→ **INFORMATION**:
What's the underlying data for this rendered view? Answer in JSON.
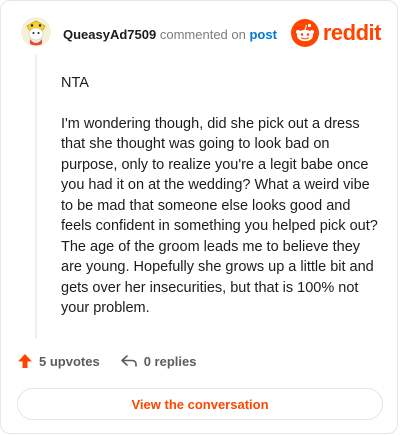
{
  "comment": {
    "username": "QueasyAd7509",
    "action_text": "commented on",
    "target_link": "post",
    "paragraphs": [
      "NTA",
      "I'm wondering though, did she pick out a dress that she thought was going to look bad on purpose, only to realize you're a legit babe once you had it on at the wedding? What a weird vibe to be mad that someone else looks good and feels confident in something you helped pick out? The age of the groom leads me to believe they are young. Hopefully she grows up a little bit and gets over her insecurities, but that is 100% not your problem."
    ]
  },
  "brand": {
    "wordmark": "reddit",
    "color": "#ff4500",
    "icon": "reddit-snoo-icon"
  },
  "footer": {
    "upvotes_label": "5 upvotes",
    "replies_label": "0 replies",
    "upvote_icon": "upvote-arrow-icon",
    "reply_icon": "reply-arrow-icon"
  },
  "cta": {
    "label": "View the conversation"
  },
  "colors": {
    "accent": "#ff4500",
    "link": "#0079d3",
    "muted": "#7c7c7c"
  }
}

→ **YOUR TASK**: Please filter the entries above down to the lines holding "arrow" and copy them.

→ **THE COMPLETED TASK**:
    "upvote_icon": "upvote-arrow-icon",
    "reply_icon": "reply-arrow-icon"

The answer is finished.